In order to be able to compare households that vary in terms of size and structure, we must convert the household income on the consumption unit scale to a member-specific equivalent income. On the OECD consumption scale, the 1st adult receives the weighting 1, the other adults the weighting 0.5 and the children the weighting 0.3 each. When the disposable income of the household’s members is added and divided by the combined weighting of the household members, the result is the members-specific equivalent income.

Average income of pensioners

In 2009, the income available to pensioner households per consumption unit has risen by one third during the period from 1995 to 2015. The average pension of those who have been retired without interruptions from 1995 to 2015 has grown in real terms by 21 per cent.  The available income and consumption  power of pensioner households has grown by nearly 50% in 20 years. During the review period, the income of pensioner households has more than doubled.

In 2014, the average annual equivalent income of pensioner households was 27,700 euros. That means roughly 2,300 euros/month. From 1995 to 2014, the equivalent income per consumption unit has grown by 48 per cent.

Also when measured in terms of consumption, the income of retirees has improved. From 1995 to 2012, the consumption of pensioner households has grown in real terms by 45 per cent. During the entire review period, pensioner households consumed a smaller portion of their income than did working-age or non-working households. In other words, retirees save more than others. The saving rate has remained on the same level throughout the review period.

The gender gap in pension level has narrowed. Women’s total pension has risen more than men’s. In 1995, women’s total pension was 73 per cent of men’s pensions. In 2015, the same figure was 78 per cent. The gap has narrowed mainly because women work increasingly more.

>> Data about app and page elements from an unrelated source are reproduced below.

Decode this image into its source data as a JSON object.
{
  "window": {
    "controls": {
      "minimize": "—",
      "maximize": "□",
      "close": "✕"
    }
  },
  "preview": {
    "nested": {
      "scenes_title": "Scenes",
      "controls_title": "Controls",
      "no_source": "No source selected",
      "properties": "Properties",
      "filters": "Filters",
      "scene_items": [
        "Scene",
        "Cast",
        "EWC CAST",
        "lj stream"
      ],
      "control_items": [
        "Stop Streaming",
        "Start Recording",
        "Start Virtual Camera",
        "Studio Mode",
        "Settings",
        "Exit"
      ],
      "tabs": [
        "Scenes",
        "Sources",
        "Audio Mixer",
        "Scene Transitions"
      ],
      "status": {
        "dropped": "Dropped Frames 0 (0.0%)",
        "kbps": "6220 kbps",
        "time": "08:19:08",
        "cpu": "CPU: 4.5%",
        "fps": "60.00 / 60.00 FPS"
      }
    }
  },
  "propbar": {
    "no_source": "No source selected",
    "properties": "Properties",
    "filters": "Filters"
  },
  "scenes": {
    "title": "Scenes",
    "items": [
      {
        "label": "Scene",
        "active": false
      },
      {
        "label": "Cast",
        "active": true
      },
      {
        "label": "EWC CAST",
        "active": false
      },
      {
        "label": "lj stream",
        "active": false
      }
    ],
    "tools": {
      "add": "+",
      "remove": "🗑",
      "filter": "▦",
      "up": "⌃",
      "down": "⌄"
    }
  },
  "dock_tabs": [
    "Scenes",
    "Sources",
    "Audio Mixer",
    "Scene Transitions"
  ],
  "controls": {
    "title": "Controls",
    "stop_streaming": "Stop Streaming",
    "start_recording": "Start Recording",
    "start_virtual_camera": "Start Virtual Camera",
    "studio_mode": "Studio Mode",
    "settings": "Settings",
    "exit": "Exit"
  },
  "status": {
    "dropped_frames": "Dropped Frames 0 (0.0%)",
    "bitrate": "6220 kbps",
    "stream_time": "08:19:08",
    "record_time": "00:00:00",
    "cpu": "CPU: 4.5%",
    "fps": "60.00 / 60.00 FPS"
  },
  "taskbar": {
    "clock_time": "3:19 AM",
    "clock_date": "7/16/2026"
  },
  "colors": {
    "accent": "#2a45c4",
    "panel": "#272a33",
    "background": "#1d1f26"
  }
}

As a result, women’s earnings-related pensions grow faster than men’s.

Pensioners’ poverty risk

Pensioners’ financial position in society can be reviewed through the concept of the poverty risk. The poverty limit officially applied by the EU has been set at 60 per cent of the equivalent median income of all households. The OECD uses a poverty limit of 50 per cent.

When the disposable income of a person remains below the set poverty risk, the person is defined as poor. The poverty risk is calculated through the proportion of poor people in the population.

When using the limit of 60 per cent of the median income, 12.8 per cent of the retirees in Finland were poor in 2014. The ratio was at the same level as that of the overall population. When using the 50 per cent limit, approximately 4 per cent were poor. The youngest retirees are the poorest when measured in terms of the equivalent income and consumption.

Retirees in single households have a clearly higher poverty risk than those with a family. When measured in terms of consumption, the income of single retirees is weaker than that of retirees with a family. In 2014, 27 per cent of single retirees were poor, while the equivalent share of retirees with a family was only 3 per cent. As many as 59 per cent of retirees under the age of 55 who live in single-person households were poor in 2014. It is also common for retirees aged above 75 to be poor. Single female retirees who are above the age of 75 form the largest group of poor retirees.

Poverty in Finland in international comparison

In an international comparison, Finnish pensioners are slightly better off than pensioners in Europe on average. A considerably small number of Finnish retirees are poor. The income gaps between retirees in Finland are smaller than in EU countries on average, but the relative income of retirees compared to that of the working-age population is slightly below the average EU level.

The relative poverty risk of retirees in Finland is close to the EU poverty risk level. However, the poverty risk of elderly, female and single retirees is higher than average. When measured in terms of subjective experiences,  the income of retirees in Finland is clearly above the EU average.

Studies on pensioners’ economic welfare

 

Expert: Juha Rantala